Hendrix’s two companions were seated quietly in the lounge area. I was still trying to regain my composure as we taxied down the runway and lifted off for L.A.
During the first hour or so of the flight, I did my stewardess thing, staying close by the galley while avoiding eye contact with all three of them. But I kept picking up a very distinct feeling from the two in the lounge area. There was a kind of unexplainable peace emanating from them, a feeling I couldn’t quite identify. Finally, my curiosity was enough to get me past the faded bell-bottom jeans and unconventionally long hair, and I worked up the nerve to sit down next to them. That’s when I started my conversation with Mitch Mitchell.
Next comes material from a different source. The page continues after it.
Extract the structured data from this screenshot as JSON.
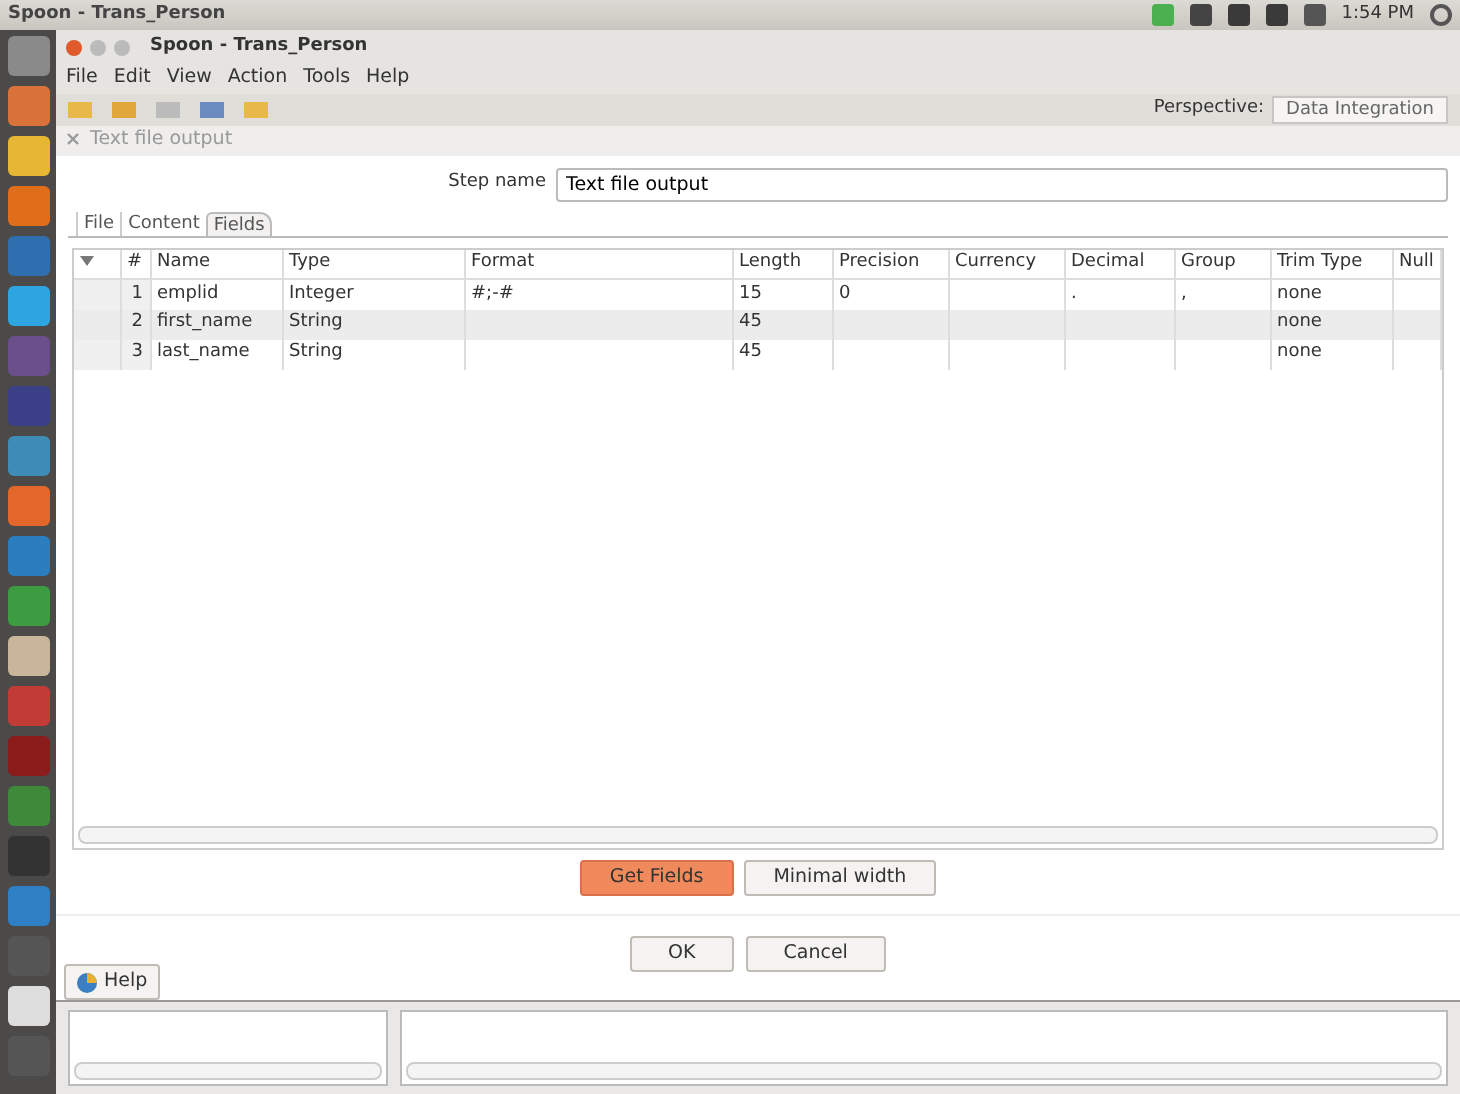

You have to understand that after seven years on the job, seven years of being immersed in the L.A./Hollywood mindset, seven years of engaging in upbeat, superficial, and meaningless in-flight chatter, it had become the level of communication I felt most comfortable with. But there was something so real about this guy, Mitchell, something so centered, it felt as if he were coming from a space I’d never experienced before. There were no mind games, no phony facade. It was so disarming, it was all I could do to hold it together. All I knew is that I wanted to understand, needed to understand, what they were all about.
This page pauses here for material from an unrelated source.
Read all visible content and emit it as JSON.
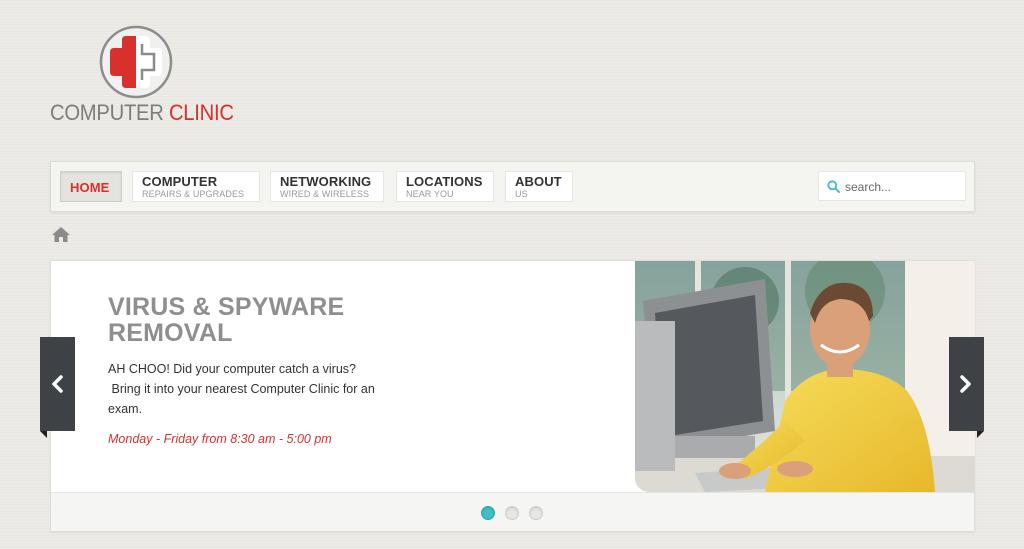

He explained who they were, what they were doing, that they’d just gotten off a flight from the UK and were heading for the Monterey Pop Festival. He said they were billed as The Jimi Hendrix Experience. It was all very interesting, but it still didn’t explain the specific “all about” I was trying to understand.
Then I became aware that what they were really all about was unfolding back in the first-class cabin—where an inexplicable transformation was taking place. As Jimi Hendrix’s energy permeated the cabin, the ethnic, generational, and societal boundaries were evaporating.
By the time we were an hour out from LAX, all the suit jackets were off, the neckties had been loosened, and a few of those buttoned-down businessmen were in their stocking feet. There was a mellow party-like atmosphere—laughing and joking across the aisle, with a smiling Hendrix right there in the mix, while still maintaining his cool.
At the time, I’d never heard the term “contact high,” but that’s the only thing I can attribute to the change that happened—that Hendrix’s energy had temporarily transformed the uptight mindset of those men. I don’t know if his high was chemically induced or not, but the effect was the same either way. I didn’t know what had broken the ice, or how these men from opposite sides of the cultural divide could possibly have found any common ground, or what they were all laughing about. But I did know that something both tangible and intangible was happening.
And the following year, when I heard his song, “If 6 Was 9” with its line, “White-collar conservatives flashin’ down the street pointin’ their plastic finger at me. They’re hopin’ soon my kind will drop and die,” I knew that those words would never apply to the men who had spent six hours with Hendrix at 35,000 feet in the air. The shift that had taken place on that aircraft was unlike anything I’d ever witnessed before during a flight, or anywhere else for that matter.
Something shifted for me, too. Seeds had been planted and the wheels started turning in a completely new direction. Within a few short months, I left the airlines—something I thought I’d never be able to do. I gave away everything that wouldn’t fit into the trunk of a VW bug. I moved out of L.A., spent a month in Laguna Canyon, paid a few visits to the fabled Mystic Arts on Pacific Highway. Then I joined a motley caravan of painted buses, pick-up trucks, beat-up station wagons, and even one second-hand hearse, and headed for the hills of Oregon.
The Jimi Hendrix Experience was the experience I’d been waiting for and didn’t even know it.